Michael Garcia: Right. And I think a lot of those discussions were had when the city council was debating, re-entering and re-agreeing to the new joint powers agreement that the regional coalition had adopted. Some of the concerns brought forth by the governing body members were that the interests in regards to environmental cleanup just wasn’t being met. There were concerns still around some of the past activities, inappropriate spending, inappropriate activity, potentially with folks lobbying. I think that those past decisions were still lingering. And unfortunately, there just wasn't confidence in the our RCLC, best representing the city of Santa Fe's interests.

So, what's next? are the communities working with the lab on their own? Or, maybe forming a new group among the communities. Is everybody on their own?

Michael Garcia: Well, right now we're kind of at a new starting phase with the City of Santa Fe exiting. The resolution that was adopted on Wednesday, it directs the city manager to work with Santa Fe County to explore ways to execute LANL's cleanup through the Buckman Direct Diversion Project Board. So that's an existing entity that we might be able to utilize for environmental cleanup. The resolution also directed the city manager to reach out to Santa Fe County and other regional coalition members to begin ways to look how we can potentially create a new coalition. I think right now we're just at that starting point to determine what the path forward looks like. And hopefully, we can come together whether working with former RCLC members, there are still some current RCLC members, maybe even new partners, and bring out outside private interest groups, public interest groups, I think this is an opportunity for us to really work together with the community and determine a path forward that works best for everybody. I think the options are completely open. I mean, there are other groups such as the Northern New Mexico Citizens Advisory Board that plays a critical role in in this field as well. I think this is, as I mentioned, a great opportunity for us to really bring everybody together to the table and determine how we can all work together. Prior it was primarily the, the governmental bodies, whether it be city, government or county governments or tribal governments. I think it's been very, very much noticed, at least by me and my role this past year and a half that we need to bring community groups to the table as well. We all need to work together. This isn't just a government priority. It's a whole community, holistic community priority, we need to work together on this.

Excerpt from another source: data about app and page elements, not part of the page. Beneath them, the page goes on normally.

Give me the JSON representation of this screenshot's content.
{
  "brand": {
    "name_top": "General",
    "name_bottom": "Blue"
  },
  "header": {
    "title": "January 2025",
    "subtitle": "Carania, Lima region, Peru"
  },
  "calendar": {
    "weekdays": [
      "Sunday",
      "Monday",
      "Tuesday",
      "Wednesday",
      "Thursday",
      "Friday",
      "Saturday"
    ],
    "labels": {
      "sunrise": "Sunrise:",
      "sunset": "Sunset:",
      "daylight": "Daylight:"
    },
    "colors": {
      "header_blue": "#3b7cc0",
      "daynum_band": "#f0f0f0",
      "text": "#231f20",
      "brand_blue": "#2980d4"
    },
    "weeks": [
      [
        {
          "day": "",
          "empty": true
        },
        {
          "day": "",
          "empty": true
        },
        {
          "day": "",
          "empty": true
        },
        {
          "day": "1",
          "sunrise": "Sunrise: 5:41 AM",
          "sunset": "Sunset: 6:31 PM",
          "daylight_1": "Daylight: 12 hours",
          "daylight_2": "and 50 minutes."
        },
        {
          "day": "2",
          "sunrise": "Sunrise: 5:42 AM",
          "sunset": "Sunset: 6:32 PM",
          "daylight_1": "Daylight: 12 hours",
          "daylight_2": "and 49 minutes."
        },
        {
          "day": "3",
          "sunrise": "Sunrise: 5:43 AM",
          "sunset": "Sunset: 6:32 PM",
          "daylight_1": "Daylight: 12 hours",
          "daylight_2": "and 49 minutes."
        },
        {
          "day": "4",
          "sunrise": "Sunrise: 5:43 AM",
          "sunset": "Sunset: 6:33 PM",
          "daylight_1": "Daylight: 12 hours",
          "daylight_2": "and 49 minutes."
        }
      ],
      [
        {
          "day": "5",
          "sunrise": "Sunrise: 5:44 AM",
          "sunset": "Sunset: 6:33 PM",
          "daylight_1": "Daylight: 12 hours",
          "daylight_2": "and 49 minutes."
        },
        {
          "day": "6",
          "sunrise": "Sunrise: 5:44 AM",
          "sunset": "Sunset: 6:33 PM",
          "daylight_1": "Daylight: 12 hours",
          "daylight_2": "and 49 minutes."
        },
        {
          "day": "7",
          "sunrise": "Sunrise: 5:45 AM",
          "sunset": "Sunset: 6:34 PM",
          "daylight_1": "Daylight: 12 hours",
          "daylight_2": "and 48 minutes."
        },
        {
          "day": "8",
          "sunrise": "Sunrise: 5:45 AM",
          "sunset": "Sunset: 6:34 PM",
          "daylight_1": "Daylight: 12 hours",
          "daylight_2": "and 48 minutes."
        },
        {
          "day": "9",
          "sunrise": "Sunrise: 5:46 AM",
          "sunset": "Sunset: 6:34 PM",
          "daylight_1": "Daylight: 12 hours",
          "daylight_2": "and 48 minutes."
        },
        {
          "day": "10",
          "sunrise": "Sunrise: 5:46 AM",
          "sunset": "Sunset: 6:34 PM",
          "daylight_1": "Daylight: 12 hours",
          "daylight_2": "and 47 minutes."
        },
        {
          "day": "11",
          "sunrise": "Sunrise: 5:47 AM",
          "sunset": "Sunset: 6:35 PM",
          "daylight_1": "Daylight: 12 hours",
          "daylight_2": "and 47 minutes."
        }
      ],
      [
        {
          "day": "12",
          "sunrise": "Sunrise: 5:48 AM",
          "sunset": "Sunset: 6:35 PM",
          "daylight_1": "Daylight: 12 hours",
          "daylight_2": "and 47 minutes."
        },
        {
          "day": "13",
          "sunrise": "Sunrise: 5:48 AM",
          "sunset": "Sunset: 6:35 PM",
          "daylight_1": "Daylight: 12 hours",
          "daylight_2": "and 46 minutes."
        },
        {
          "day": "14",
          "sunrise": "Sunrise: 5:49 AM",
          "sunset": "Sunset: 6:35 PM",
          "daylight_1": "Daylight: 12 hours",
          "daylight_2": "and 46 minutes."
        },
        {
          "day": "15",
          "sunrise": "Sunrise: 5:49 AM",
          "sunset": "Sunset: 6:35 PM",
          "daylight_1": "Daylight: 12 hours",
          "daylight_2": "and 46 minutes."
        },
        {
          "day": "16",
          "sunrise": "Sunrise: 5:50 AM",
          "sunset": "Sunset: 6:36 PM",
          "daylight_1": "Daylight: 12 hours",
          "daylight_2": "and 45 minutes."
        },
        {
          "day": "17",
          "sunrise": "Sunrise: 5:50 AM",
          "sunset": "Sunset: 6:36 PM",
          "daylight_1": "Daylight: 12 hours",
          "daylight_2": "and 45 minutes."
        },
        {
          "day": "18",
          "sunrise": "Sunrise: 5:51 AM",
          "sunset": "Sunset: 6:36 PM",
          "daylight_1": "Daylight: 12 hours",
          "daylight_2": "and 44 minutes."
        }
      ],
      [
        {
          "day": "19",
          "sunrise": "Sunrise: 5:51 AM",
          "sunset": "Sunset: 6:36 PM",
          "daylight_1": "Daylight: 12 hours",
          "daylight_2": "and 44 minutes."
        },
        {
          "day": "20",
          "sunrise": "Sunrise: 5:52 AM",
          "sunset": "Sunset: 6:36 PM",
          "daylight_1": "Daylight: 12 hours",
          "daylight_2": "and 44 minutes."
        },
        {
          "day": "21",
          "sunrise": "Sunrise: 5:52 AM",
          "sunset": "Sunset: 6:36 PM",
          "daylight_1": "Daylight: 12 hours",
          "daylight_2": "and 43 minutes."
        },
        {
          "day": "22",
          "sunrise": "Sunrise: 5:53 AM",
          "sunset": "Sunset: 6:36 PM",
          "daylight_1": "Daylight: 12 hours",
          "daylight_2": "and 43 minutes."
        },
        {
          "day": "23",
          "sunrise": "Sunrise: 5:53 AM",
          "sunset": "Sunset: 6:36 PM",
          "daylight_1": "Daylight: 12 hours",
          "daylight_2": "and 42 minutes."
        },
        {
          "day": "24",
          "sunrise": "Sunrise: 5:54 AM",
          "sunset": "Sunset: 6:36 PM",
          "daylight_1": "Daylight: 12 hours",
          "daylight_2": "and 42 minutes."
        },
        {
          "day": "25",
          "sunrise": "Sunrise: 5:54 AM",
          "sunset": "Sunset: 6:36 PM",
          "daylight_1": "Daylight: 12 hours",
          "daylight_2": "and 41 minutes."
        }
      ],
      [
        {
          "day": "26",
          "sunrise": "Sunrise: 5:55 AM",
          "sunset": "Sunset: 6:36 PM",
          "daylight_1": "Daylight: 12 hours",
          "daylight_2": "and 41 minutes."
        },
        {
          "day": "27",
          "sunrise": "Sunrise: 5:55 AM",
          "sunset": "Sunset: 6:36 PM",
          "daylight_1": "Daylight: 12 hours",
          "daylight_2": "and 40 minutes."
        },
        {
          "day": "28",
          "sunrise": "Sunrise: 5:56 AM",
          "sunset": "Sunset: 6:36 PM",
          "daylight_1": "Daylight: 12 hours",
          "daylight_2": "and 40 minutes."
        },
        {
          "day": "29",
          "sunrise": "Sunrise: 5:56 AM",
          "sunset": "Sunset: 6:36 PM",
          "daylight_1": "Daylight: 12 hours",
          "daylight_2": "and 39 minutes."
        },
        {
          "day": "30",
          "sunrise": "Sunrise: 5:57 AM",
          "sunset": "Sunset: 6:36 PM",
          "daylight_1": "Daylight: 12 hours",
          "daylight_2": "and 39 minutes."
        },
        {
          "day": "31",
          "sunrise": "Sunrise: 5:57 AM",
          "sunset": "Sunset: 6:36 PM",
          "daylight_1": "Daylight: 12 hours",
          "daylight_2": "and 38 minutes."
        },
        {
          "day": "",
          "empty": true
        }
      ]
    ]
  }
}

The coalition itself kind of seems to be collapsing of its own weight or lack of weight, because numerous communities such as Santa Fe, the city and the county, and I believe Taos and maybe one or two of the pueblos have withdrawn from the coalition. So, it's kind of falling apart anyway, isn't it?

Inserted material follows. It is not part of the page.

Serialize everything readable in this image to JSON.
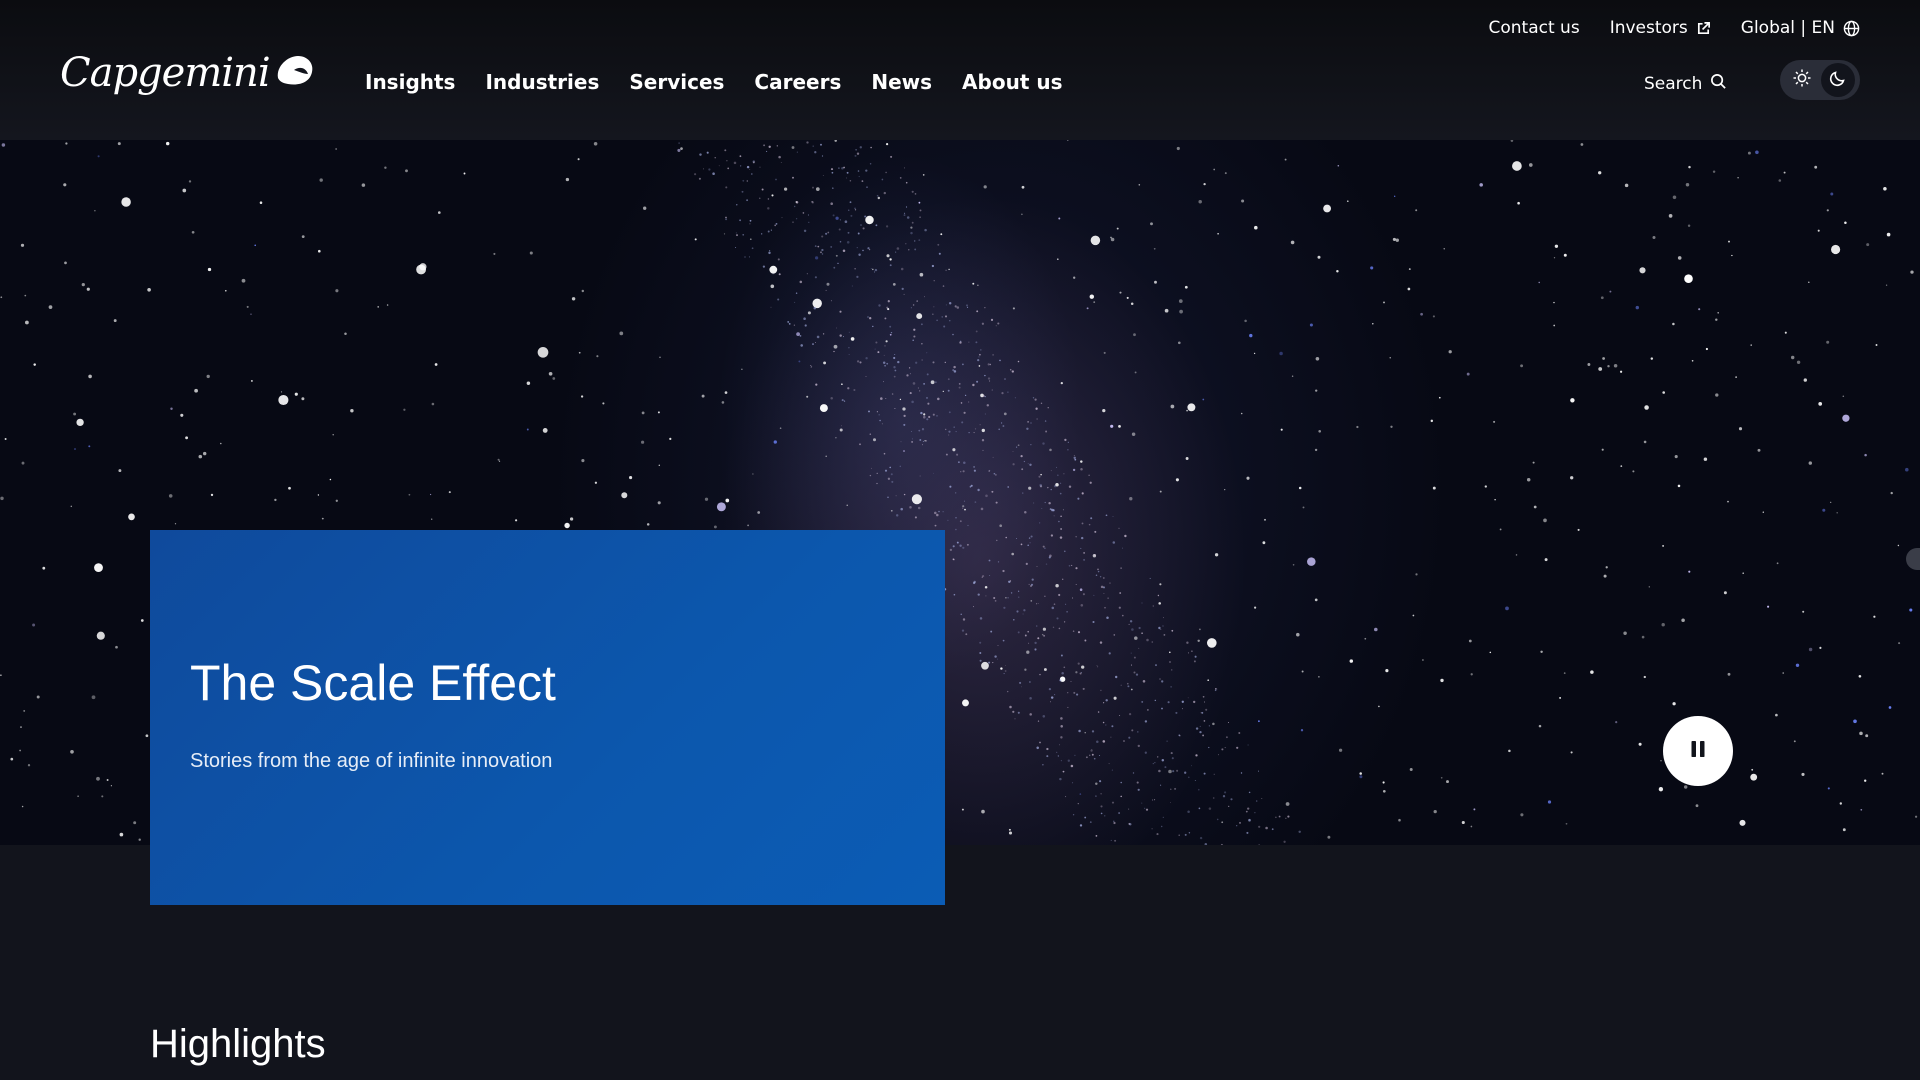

Michael Garcia: Yes, in some senses and the regional coalition did adopt the resolution to begin the process of winding down the organization. I believe that the existing members of the Regional Coalition of LANL Communities understand that the organization might have met the needs that it was established in there, there's probably a better future for communities to organize and work together on the matter. 

In the beginning, 10 years ago, was the coalition working better than it is now?

Michael Garcia: That's a great question. I honestly don't know, given I don't have that great historical perspective. I think when the coalition was formed, there was excitement around the surrounding communities that were impacted by LANL, coalescing together and working together towards a common goal. And, you know, unfortunately, when there were some inappropriate activities conducted on behalf of the coalition, it lost a great amount of community trust. When there isn't community trust, it's really hard to continue to work towards a positive goal. I think that, unfortunately, was a circumstance that might have been too hard to overcome.

What were some of the actions that broke the trust?

Michael Garcia: Well, the inappropriate spending that was that was done with predecessors that had operated the organization. The inappropriate lobbying activities for mind, I understand. As I mentioned, I wasn't part of the organization or as representative during that timeframe. I'm only working off of the information that I kind of was able to really digest as a member and as community members still continue to bring their concerns. That continued concern of the coalition just wasn't meeting the needs of the community anymore.